    As of this writing, American and allied air and missile strikes on Libya have helped level the playing field, somewhat, for Libyan rebels seeking to overthrow Moammar Gadhafi’s bloodthirsty regime. Although his air power has been neutralized, he still has the upper hand as he has tanks and artillery and the rebels don’t. But, maybe President Barack Obama has a plan to help the rebels in that area, although I wouldn’t count on anything until I see it. I have this strong feeling that he’s flying by the seat of his pants on this one.    

    So far, I think he’s doing the right thing and I’m more than a bit concerned about Speaker of the House John Boehner’s criticism of the president on this subject. It appears that he may be taking a page out of the “Democrats’” playbook — making a political football out of foreign policy. Speaker Boehner should stick to fighting the “Democrats” over the budget and leave foreign policy to the president.
    Meanwhile, there is some serious unrest in Syria. Protests have broken out in Daraa, a city in southern Syria, against Bashar Assad, the country’s dictator. They have been going on for a week and news stories report that protesters have been killed by security forces.
    As of this writing, the protests have been confined to Daraa and the Syrian government has responded by freeing people arrested in conjunction with recent unrest and promising to permit opposition political parties and loosen up press restrictions. The government has also handed out some economic incentives.
    There is a possibility that the Syrian government may try to create a distraction by getting its Hezbollah buddies in Lebanon to provoke a war with Israel. Syria is also closely allied with Iran, so another possibility would be for Iran to get its Hamas buddies in Gaza to provoke a war with Israel.
    At present, militants in Gaza have been sporadically launching rockets into Israel, and the Israelis have made some military responses. So far, the volume of rockets coming out of Gaza is far less than the attacks that provoked a major Israeli military thrust into Gaza at the end of 2008. However, as last week ended, the volume of rocket attacks seem to be increasing. The volume of protest in Syria is also increasing.
    If the Israelis respond to these Palestinian provocations in force, it could provide Assad with an opportunity to draw angry Syrians’ attention away from what his regime is doing domestically. A foreign enemy has always been a handy tool for an oppressive regime to use to keep a lid on domestic discontent. Dictators, from Napoleon Bonaparte to the Communists who ran the Soviet Union, have used it.
    Assad will get his propaganda machine in gear, call Syrians’ attention toward what the Israelis are doing to Palestinians in Gaza (never mind what the Palestinians did to provoke the attack) and away from what he and his cronies are doing to them. Maybe he can generate a rally around the ogre affect with Syrians actually lining up to back him as he portrays himself as standing up for Syrians Muslim Arab bothers who, according to his spin, are being oppressed by the Israelis.

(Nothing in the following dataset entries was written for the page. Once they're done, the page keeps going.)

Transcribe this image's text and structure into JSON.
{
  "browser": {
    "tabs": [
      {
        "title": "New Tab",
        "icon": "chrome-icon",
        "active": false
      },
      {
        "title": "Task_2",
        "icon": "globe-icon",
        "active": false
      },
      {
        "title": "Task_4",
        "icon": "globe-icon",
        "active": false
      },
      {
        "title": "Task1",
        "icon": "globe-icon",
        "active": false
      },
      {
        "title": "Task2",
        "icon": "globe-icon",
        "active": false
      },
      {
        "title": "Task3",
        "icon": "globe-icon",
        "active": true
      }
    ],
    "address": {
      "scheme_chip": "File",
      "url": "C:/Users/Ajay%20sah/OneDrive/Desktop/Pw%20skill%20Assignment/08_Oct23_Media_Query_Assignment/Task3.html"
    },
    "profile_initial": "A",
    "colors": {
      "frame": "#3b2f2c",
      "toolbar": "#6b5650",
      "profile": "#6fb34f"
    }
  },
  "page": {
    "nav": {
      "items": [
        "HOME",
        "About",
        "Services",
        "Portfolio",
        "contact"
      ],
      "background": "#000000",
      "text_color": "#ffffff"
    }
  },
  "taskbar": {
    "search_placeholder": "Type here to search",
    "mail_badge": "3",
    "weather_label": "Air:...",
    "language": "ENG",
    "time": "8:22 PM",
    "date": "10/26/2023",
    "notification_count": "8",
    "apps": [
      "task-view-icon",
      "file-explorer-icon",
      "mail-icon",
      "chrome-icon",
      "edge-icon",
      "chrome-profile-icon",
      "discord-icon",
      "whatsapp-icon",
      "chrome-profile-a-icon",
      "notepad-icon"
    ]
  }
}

    Of course, Assad will limit himself to bluster. He won’t want to actually get directly involved in a war. That could be dangerous.

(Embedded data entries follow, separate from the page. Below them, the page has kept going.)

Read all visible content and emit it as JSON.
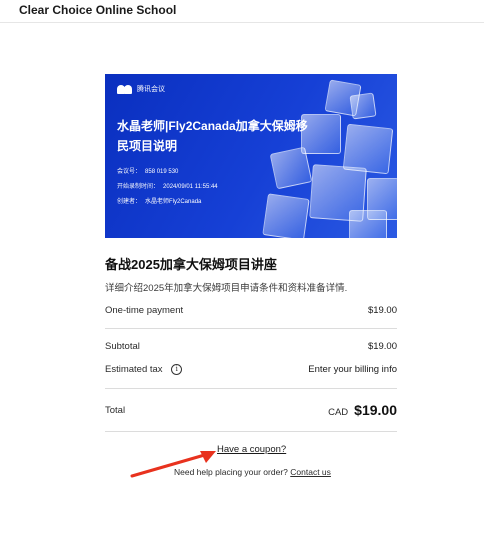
{
  "header": {
    "brand": "Clear Choice Online School"
  },
  "banner": {
    "logo_text": "腾讯会议",
    "title": "水晶老师|Fly2Canada加拿大保姆移民项目说明",
    "meeting_id_label": "会议号：",
    "meeting_id": "858 019 530",
    "recording_label": "开始录制时间：",
    "recording_time": "2024/09/01 11:55:44",
    "creator_label": "创建者：",
    "creator": "水晶老师Fly2Canada"
  },
  "course": {
    "title": "备战2025加拿大保姆项目讲座",
    "description": "详细介绍2025年加拿大保姆项目申请条件和资料准备详情."
  },
  "pricing": {
    "payment_label": "One-time payment",
    "payment_value": "$19.00",
    "subtotal_label": "Subtotal",
    "subtotal_value": "$19.00",
    "tax_label": "Estimated tax",
    "tax_value": "Enter your billing info",
    "total_label": "Total",
    "total_currency": "CAD",
    "total_value": "$19.00"
  },
  "coupon_link": "Have a coupon?",
  "help": {
    "text": "Need help placing your order?",
    "link": "Contact us"
  },
  "colors": {
    "banner_blue": "#1640d6",
    "arrow_red": "#e8321e"
  }
}
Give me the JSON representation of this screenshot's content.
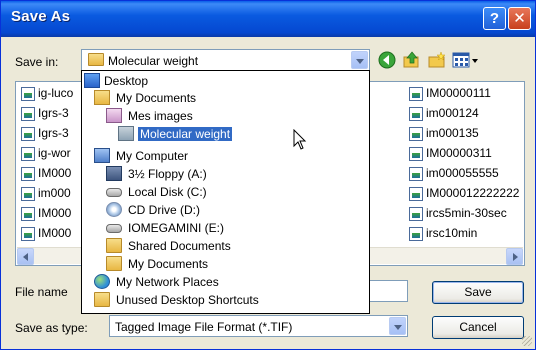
{
  "window": {
    "title": "Save As",
    "help_glyph": "?",
    "close_glyph": "✕"
  },
  "save_in": {
    "label": "Save in:",
    "current": "Molecular weight"
  },
  "toolbar": {
    "back": "back-icon",
    "up": "up-folder-icon",
    "new_folder": "new-folder-icon",
    "views": "views-menu-icon"
  },
  "files_left": [
    "ig-luco",
    "Igrs-3",
    "Igrs-3",
    "ig-wor",
    "IM000",
    "im000",
    "IM000",
    "IM000"
  ],
  "files_right": [
    "IM00000111",
    "im000124",
    "im000135",
    "IM00000311",
    "im000055555",
    "IM000012222222",
    "ircs5min-30sec",
    "irsc10min"
  ],
  "dropdown_items": [
    {
      "label": "Desktop",
      "icon": "desktop-icon"
    },
    {
      "label": "My Documents",
      "icon": "my-documents-icon"
    },
    {
      "label": "Mes images",
      "icon": "pictures-folder-icon"
    },
    {
      "label": "Molecular weight",
      "icon": "open-folder-icon",
      "selected": true
    },
    {
      "label": "My Computer",
      "icon": "my-computer-icon"
    },
    {
      "label": "3½ Floppy (A:)",
      "icon": "floppy-drive-icon"
    },
    {
      "label": "Local Disk (C:)",
      "icon": "hard-disk-icon"
    },
    {
      "label": "CD Drive (D:)",
      "icon": "cd-drive-icon"
    },
    {
      "label": "IOMEGAMINI (E:)",
      "icon": "removable-drive-icon"
    },
    {
      "label": "Shared Documents",
      "icon": "folder-icon"
    },
    {
      "label": "My Documents",
      "icon": "folder-icon"
    },
    {
      "label": "My Network Places",
      "icon": "network-places-icon"
    },
    {
      "label": "Unused Desktop Shortcuts",
      "icon": "folder-icon"
    }
  ],
  "file_name": {
    "label": "File name",
    "value": ""
  },
  "save_as_type": {
    "label": "Save as type:",
    "value": "Tagged Image File Format (*.TIF)"
  },
  "buttons": {
    "save": "Save",
    "cancel": "Cancel"
  }
}
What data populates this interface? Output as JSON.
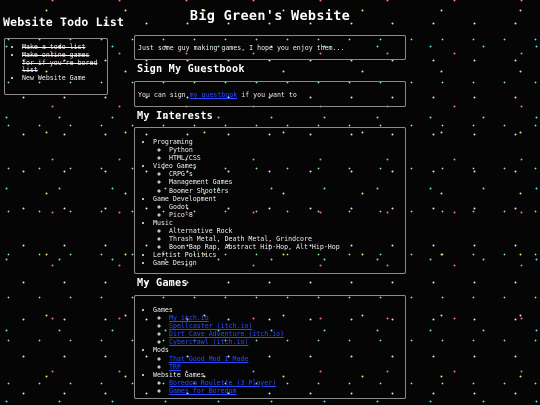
{
  "sidebar": {
    "title": "Website Todo List",
    "todos": [
      {
        "text": "Make a todo list",
        "done": true
      },
      {
        "text": "Make online games for if you're bored list",
        "done": true
      },
      {
        "text": "New Website Game",
        "done": false
      }
    ]
  },
  "header": {
    "title": "Big Green's Website"
  },
  "intro": {
    "text": "Just some guy making games, I hope you enjoy them..."
  },
  "guestbook": {
    "heading": "Sign My Guestbook",
    "prefix": "You can sign ",
    "link_text": "my guestbook",
    "suffix": " if you want to"
  },
  "interests": {
    "heading": "My Interests",
    "programming": {
      "label": "Programing",
      "items": [
        "Python",
        "HTML/CSS"
      ]
    },
    "video_games": {
      "label": "Video Games",
      "items": [
        "CRPG's",
        "Management Games",
        "Boomer Shooters"
      ]
    },
    "game_dev": {
      "label": "Game Development",
      "items": [
        "Godot",
        "Pico-8"
      ]
    },
    "music": {
      "label": "Music",
      "items": [
        "Alternative Rock",
        "Thrash Metal, Death Metal, Grindcore",
        "Boom Bap Rap, Abstract Hip-Hop, Alt Hip-Hop"
      ]
    },
    "politics": "Leftist Politics",
    "design": "Game Design"
  },
  "games": {
    "heading": "My Games",
    "games_group": {
      "label": "Games",
      "links": [
        "My itch.io",
        "Spellcaster (itch.io)",
        "Dirt Cave Adventure (itch.io)",
        "Cybercrawl (itch.io)"
      ]
    },
    "mods_group": {
      "label": "Mods",
      "links": [
        "That Good Mod I Made",
        "TRP"
      ]
    },
    "website_group": {
      "label": "Website Games",
      "links": [
        "Boredom Roulette (3 Player)",
        "Games for Boredom"
      ]
    }
  },
  "colors": {
    "background": "#050505",
    "border": "#8a8a8a",
    "link": "#2a49ff",
    "text": "#f2f2f2"
  }
}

    It will probably work for him — but maybe not. The problem with wars is that they don’t always go the way that those who start them anticipate. The controlled burn that he, or his friends in Iran, initiate could get out of control and create a conflagration beyond what they anticipate.